# [Task material]
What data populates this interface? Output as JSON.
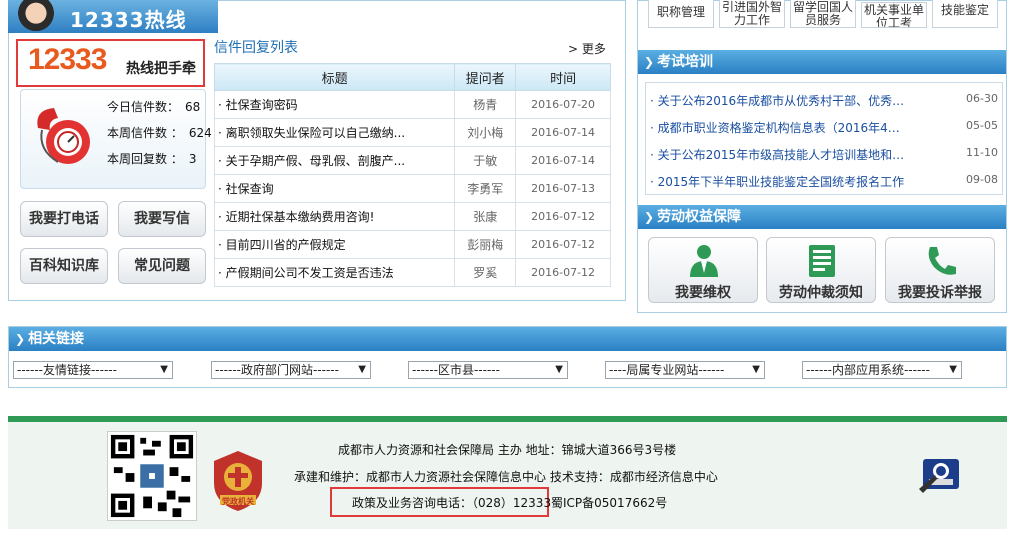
{
  "hotline": {
    "header_title": "12333热线",
    "hand_number": "12333",
    "hand_text": "热线把手牵",
    "stats": [
      {
        "label": "今日信件数：",
        "value": "68"
      },
      {
        "label": "本周信件数 ：",
        "value": "624"
      },
      {
        "label": "本周回复数 ：",
        "value": "3"
      }
    ],
    "buttons": [
      "我要打电话",
      "我要写信",
      "百科知识库",
      "常见问题"
    ]
  },
  "letters": {
    "title": "信件回复列表",
    "more": "> 更多",
    "columns": [
      "标题",
      "提问者",
      "时间"
    ],
    "rows": [
      {
        "title": "· 社保查询密码",
        "asker": "杨青",
        "date": "2016-07-20"
      },
      {
        "title": "· 离职领取失业保险可以自己缴纳...",
        "asker": "刘小梅",
        "date": "2016-07-14"
      },
      {
        "title": "· 关于孕期产假、母乳假、剖腹产...",
        "asker": "于敏",
        "date": "2016-07-14"
      },
      {
        "title": "· 社保查询",
        "asker": "李勇军",
        "date": "2016-07-13"
      },
      {
        "title": "· 近期社保基本缴纳费用咨询!",
        "asker": "张康",
        "date": "2016-07-12"
      },
      {
        "title": "· 目前四川省的产假规定",
        "asker": "彭丽梅",
        "date": "2016-07-12"
      },
      {
        "title": "· 产假期间公司不发工资是否违法",
        "asker": "罗奚",
        "date": "2016-07-12"
      }
    ]
  },
  "top_tabs": [
    "职称管理",
    "引进国外智力工作",
    "留学回国人员服务",
    "机关事业单位工考",
    "技能鉴定"
  ],
  "training": {
    "title": "考试培训",
    "items": [
      {
        "text": "· 关于公布2016年成都市从优秀村干部、优秀…",
        "date": "06-30"
      },
      {
        "text": "· 成都市职业资格鉴定机构信息表（2016年4…",
        "date": "05-05"
      },
      {
        "text": "· 关于公布2015年市级高技能人才培训基地和…",
        "date": "11-10"
      },
      {
        "text": "· 2015年下半年职业技能鉴定全国统考报名工作",
        "date": "09-08"
      }
    ]
  },
  "labor": {
    "title": "劳动权益保障",
    "buttons": [
      {
        "label": "我要维权",
        "icon": "person-icon"
      },
      {
        "label": "劳动仲裁须知",
        "icon": "document-icon"
      },
      {
        "label": "我要投诉举报",
        "icon": "phone-icon"
      }
    ]
  },
  "links": {
    "title": "相关链接",
    "selects": [
      "------友情链接------",
      "------政府部门网站------",
      "------区市县------",
      "----局属专业网站------",
      "------内部应用系统------"
    ]
  },
  "footer": {
    "line1": "成都市人力资源和社会保障局 主办 地址：锦城大道366号3号楼",
    "line2": "承建和维护：成都市人力资源社会保障信息中心 技术支持：成都市经济信息中心",
    "consult": "政策及业务咨询电话：（028）12333",
    "icp": "蜀ICP备05017662号",
    "badge_text": "党政机关"
  },
  "colors": {
    "accent_blue": "#2a80c4",
    "highlight_red": "#e03a3a",
    "footer_green": "#2f9a56"
  }
}
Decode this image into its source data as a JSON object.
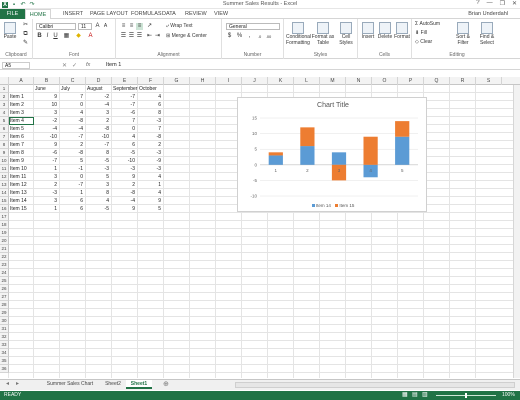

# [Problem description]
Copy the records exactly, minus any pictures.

# [Written response]
What data populates this interface? Output as JSON.
{
  "hotline": {
    "header_title": "12333热线",
    "hand_number": "12333",
    "hand_text": "热线把手牵",
    "stats": [
      {
        "label": "今日信件数：",
        "value": "68"
      },
      {
        "label": "本周信件数 ：",
        "value": "624"
      },
      {
        "label": "本周回复数 ：",
        "value": "3"
      }
    ],
    "buttons": [
      "我要打电话",
      "我要写信",
      "百科知识库",
      "常见问题"
    ]
  },
  "letters": {
    "title": "信件回复列表",
    "more": "> 更多",
    "columns": [
      "标题",
      "提问者",
      "时间"
    ],
    "rows": [
      {
        "title": "· 社保查询密码",
        "asker": "杨青",
        "date": "2016-07-20"
      },
      {
        "title": "· 离职领取失业保险可以自己缴纳...",
        "asker": "刘小梅",
        "date": "2016-07-14"
      },
      {
        "title": "· 关于孕期产假、母乳假、剖腹产...",
        "asker": "于敏",
        "date": "2016-07-14"
      },
      {
        "title": "· 社保查询",
        "asker": "李勇军",
        "date": "2016-07-13"
      },
      {
        "title": "· 近期社保基本缴纳费用咨询!",
        "asker": "张康",
        "date": "2016-07-12"
      },
      {
        "title": "· 目前四川省的产假规定",
        "asker": "彭丽梅",
        "date": "2016-07-12"
      },
      {
        "title": "· 产假期间公司不发工资是否违法",
        "asker": "罗奚",
        "date": "2016-07-12"
      }
    ]
  },
  "top_tabs": [
    "职称管理",
    "引进国外智力工作",
    "留学回国人员服务",
    "机关事业单位工考",
    "技能鉴定"
  ],
  "training": {
    "title": "考试培训",
    "items": [
      {
        "text": "· 关于公布2016年成都市从优秀村干部、优秀…",
        "date": "06-30"
      },
      {
        "text": "· 成都市职业资格鉴定机构信息表（2016年4…",
        "date": "05-05"
      },
      {
        "text": "· 关于公布2015年市级高技能人才培训基地和…",
        "date": "11-10"
      },
      {
        "text": "· 2015年下半年职业技能鉴定全国统考报名工作",
        "date": "09-08"
      }
    ]
  },
  "labor": {
    "title": "劳动权益保障",
    "buttons": [
      {
        "label": "我要维权",
        "icon": "person-icon"
      },
      {
        "label": "劳动仲裁须知",
        "icon": "document-icon"
      },
      {
        "label": "我要投诉举报",
        "icon": "phone-icon"
      }
    ]
  },
  "links": {
    "title": "相关链接",
    "selects": [
      "------友情链接------",
      "------政府部门网站------",
      "------区市县------",
      "----局属专业网站------",
      "------内部应用系统------"
    ]
  },
  "footer": {
    "line1": "成都市人力资源和社会保障局 主办 地址：锦城大道366号3号楼",
    "line2": "承建和维护：成都市人力资源社会保障信息中心 技术支持：成都市经济信息中心",
    "consult": "政策及业务咨询电话：（028）12333",
    "icp": "蜀ICP备05017662号",
    "badge_text": "党政机关"
  },
  "colors": {
    "accent_blue": "#2a80c4",
    "highlight_red": "#e03a3a",
    "footer_green": "#2f9a56"
  }
}
Decode this image into its source data as a JSON object.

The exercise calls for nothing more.